A Starting Sight for Sore Eyes Your Mount Kailash pilgrimage will start in the gorgeous village of Darchen at the base of the mountain. From here you’ll be given a sneak peek at stunning dipped valleys, crystalline turquoise lakes and snow capped mountains. Grab a good meal in Darchen to set you up for a challenging day’s worth of hiking. Don’t worry about packing too much food – there are snack vendors along the trail that will keep you sustained.

Get Close to Nature To enhance your experience and really get back to nature, we suggest that you camp along the trail if you plan to spend more than a day on it. Although most Tibetans will only spend a day completing the pilgrimage, a lot of Western visitors opt to take their time over 2-3 days. As the trek will take you over 4000 meters above sea level, and it can get very cold at night, so make sure to pack warm sleeping gear. As the weather on the mountain is susceptible to changing suddenly, make sure your tent is water and windproof to keep you safe from the elements.

Pay for a Porter or Pack Animal Carrying all that camping equipment is seriously exhausting work in an area of such high altitude. For this reason, it’s advisable to hire a porter or a pack animal in Darchen. You’ll be charged around 200-300 CNY per day, depending on the time of year and the weight of your luggage.

Choose Wise Clothing Clothes-wise, it’s prudent to pack warm for the Mount Kailash pilgrimage. As you’re in a high altitude area, the temperature can dip pretty low, so it’s best to keep yourself well heated. Even if hot weather is forecast for your trip, avoid short bottoms, as you could fall prey to some pretty nasty insect bites on the trail.

Part One of the Pilgrimage The pilgrimage itself is broken up into three main stages, the first spanning 20 kilometers and 6 hours. Leaving Darchen, you’ll ascend the southwest ridge of Mount Kailash, admiring the artistic prayer flags dotted along the way. From here, the trail curves north and brings you into the depths of the Lha Chu valley where the Lha Chu River will lead you towards the Dira-Puk Monastery.

Before you get to Dirapuk, you’ll cross the river directly below the majestic Chuku Monastery perched high above the barren expanse of the valley. You can stock up on food here from the nomad stalls along this part of the trail. The portion of the trail between Chuku and Dirapuk boasts some of the most stunning scenery on the whole route, so take your time to take it all in. If you don’t feel like camping when you reach Dirapuk, you can pay 50 CNY to stay in the monastery’s guesthouse overnight.

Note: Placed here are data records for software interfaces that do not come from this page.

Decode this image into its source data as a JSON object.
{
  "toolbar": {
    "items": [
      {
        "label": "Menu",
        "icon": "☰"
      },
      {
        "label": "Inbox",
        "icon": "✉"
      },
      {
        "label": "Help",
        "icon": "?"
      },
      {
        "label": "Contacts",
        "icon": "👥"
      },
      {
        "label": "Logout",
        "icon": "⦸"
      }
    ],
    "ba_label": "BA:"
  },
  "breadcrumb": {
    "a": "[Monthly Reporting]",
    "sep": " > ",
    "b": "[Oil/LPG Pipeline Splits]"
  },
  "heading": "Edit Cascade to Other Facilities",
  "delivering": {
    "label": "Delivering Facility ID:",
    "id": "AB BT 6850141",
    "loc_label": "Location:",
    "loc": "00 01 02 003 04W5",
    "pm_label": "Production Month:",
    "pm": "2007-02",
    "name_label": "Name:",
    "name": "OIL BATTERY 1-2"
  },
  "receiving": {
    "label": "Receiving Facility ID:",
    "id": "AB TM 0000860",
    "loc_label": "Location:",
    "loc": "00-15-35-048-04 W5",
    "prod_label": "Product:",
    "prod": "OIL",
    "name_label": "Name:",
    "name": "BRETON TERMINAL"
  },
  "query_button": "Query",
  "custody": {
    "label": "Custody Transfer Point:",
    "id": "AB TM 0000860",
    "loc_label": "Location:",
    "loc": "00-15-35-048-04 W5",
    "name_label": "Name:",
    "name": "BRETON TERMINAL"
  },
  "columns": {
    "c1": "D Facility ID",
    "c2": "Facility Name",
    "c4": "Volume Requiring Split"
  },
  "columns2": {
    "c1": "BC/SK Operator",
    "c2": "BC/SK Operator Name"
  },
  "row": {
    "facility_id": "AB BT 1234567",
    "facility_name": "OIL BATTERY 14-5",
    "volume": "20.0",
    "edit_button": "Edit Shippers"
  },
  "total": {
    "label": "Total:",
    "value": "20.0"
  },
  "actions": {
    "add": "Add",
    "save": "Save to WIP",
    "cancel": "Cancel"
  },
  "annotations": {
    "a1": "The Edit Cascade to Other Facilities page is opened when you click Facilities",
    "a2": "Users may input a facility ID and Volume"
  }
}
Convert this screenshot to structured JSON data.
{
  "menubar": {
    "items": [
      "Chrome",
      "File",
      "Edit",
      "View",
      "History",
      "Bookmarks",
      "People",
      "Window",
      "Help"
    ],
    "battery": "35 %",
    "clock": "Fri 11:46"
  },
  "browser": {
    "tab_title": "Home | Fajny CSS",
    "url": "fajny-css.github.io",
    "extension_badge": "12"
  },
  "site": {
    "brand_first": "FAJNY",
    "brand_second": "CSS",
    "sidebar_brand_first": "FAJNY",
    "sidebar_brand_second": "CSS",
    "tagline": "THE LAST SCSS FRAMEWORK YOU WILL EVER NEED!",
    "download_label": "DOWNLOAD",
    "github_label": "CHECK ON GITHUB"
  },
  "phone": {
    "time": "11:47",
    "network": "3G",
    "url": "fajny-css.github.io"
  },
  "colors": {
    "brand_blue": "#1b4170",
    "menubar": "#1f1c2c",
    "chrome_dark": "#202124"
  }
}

Part Two of the Pilgrimage The second part of the pilgrimage should take you around 8 hours to complete and covers 18 kilometers. Wake up early on your second day and head east, crossing the Lha Chu again to start your ascent to Drolma La. After two hours of trekking, you’ll come to one of the most symbolic points of the trail, Shiva-Tsal. Here, pilgrims are meant to go through a symbolic death and be re-born at the top of Drolma La. When you reach the peak, stock up on food and water and begin the 400-meter steep descent to the banks of the Lham-Chu Khir. Follow the eastern bank of the river, boulder hopping where necessary, to make your way to the lush grassy fields approaching the Dzultul Puk Monastery. Camp up here for the night to prepare for your final journey.

Part Three of the Pilgrimage The final, shortest leg of the pilgrimage should only take you around 3 hours. From your camping spot, you’ll be taken through a narrow canyon just past the monastery. You emerge from the canyon onto the awe-inspiring Barkha Plain, which will lead you along a simple one hour trek back to Darchen – pretty easy stuff right?!

Completing the Mount Kailash pilgrimage not only gives you a massive sense of accomplishment, but it also brings you all-encompassing peace that will long resonate through your bones. Make sure to post any snaps from the magnificent bucket list trek across all your social media platforms, hashtagging #BUCKiTDREAM to inspire fellow BUCKiTDREAMERs to follow suit.